From the snacks we got some mackerel tails £2, which seemed like the kitchen was rummaging through the recycling bin to see what could be salvaged and rustled up with the scraps. It was a noble gesture, but pointless all the same.
Crumbled rye sour dough and raw butter £3.50 put things right back on track though.
Then from the starters we got a rewarding warm salad of tender cuttlefish £8 with browned edges. Acidity came from slinky hoops of spritely pickled onions, breadcrumbs gave their crunch and watercress gave their bitter notes.
Sweetcorn with marmite butter £5 is a ravishing combination – the chef somehow pulled off something I’d like try at home – much like the other dishes on offer here.
Dexter rump £28 (350g) was another flourishing moment – rump seems to be the second class citizen in the steak population, I disagree after eating this one.
Of course we had to get those multilayered profound confit spuds £5.50 – they are life-changingly delicious and crunchy in all the right places.
Parmesan polenta £16.50 came with a mound of woodsy Italian summer truffle and grated parmesan. The layers didn’t stop there was paper thin courgettes also featured as did a golden egg yolk.
Trifle £8 boasts the deepest raspberry flavour, custard with all the right vanilla notes, and roastie-toastie almonds on a thin layer of cream. It’s a desert capable of putting a grin on any pudding lovers face.
Madagascan chocolate ice cream £7.50 in a puddle of olive oil, came with a huge glob of peaked whipped custard was another marvel.
When did I go? May 2017, Nov 2017, Sept 18
The damage: Expect to pay £70/80 per head with drinks
The good: My admiration of this place seems to grow during each visit. I love the ever-changing menu, nice surprises seem to pop up, yet there is always a choice of chops or steak if you’re in a carnivorous mood. Hereford mince on dripping toast along with the confit potatoes should never leave the menu. (Hint, hint!).
The bad: As charming as the decor is, the arse-numbing seats might irritate your farmer Giles.

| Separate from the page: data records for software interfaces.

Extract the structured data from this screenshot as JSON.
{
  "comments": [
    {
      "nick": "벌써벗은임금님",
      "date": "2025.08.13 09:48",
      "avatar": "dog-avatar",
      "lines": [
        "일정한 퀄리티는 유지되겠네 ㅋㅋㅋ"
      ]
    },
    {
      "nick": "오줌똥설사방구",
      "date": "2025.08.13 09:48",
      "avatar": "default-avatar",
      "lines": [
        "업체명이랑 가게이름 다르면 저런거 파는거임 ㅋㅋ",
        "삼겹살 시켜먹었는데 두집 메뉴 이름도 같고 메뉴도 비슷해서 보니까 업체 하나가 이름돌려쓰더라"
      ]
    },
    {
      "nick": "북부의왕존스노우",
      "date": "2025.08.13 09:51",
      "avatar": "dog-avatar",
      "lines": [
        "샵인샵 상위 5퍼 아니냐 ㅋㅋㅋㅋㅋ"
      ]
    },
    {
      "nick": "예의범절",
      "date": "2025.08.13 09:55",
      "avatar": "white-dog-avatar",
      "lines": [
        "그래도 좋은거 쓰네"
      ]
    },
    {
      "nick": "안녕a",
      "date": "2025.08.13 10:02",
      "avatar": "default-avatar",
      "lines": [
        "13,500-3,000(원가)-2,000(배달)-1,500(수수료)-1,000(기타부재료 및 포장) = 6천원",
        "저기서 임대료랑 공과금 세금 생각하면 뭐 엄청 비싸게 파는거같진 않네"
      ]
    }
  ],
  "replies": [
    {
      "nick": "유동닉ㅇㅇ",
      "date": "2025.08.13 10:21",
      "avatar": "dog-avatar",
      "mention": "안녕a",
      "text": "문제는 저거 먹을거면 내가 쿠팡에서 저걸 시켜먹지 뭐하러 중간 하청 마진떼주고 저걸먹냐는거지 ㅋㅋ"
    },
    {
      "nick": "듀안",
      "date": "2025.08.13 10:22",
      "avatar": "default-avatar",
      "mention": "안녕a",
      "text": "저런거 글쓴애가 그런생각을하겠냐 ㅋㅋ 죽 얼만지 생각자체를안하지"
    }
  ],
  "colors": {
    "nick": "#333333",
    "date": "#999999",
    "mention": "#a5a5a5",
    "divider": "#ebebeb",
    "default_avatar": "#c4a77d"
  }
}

Would I go again? You don’t need to ask me twice! I’m plotting another return already.
Address: 88-94 Farringdon Rd, Farringdon, London EC1R 3EA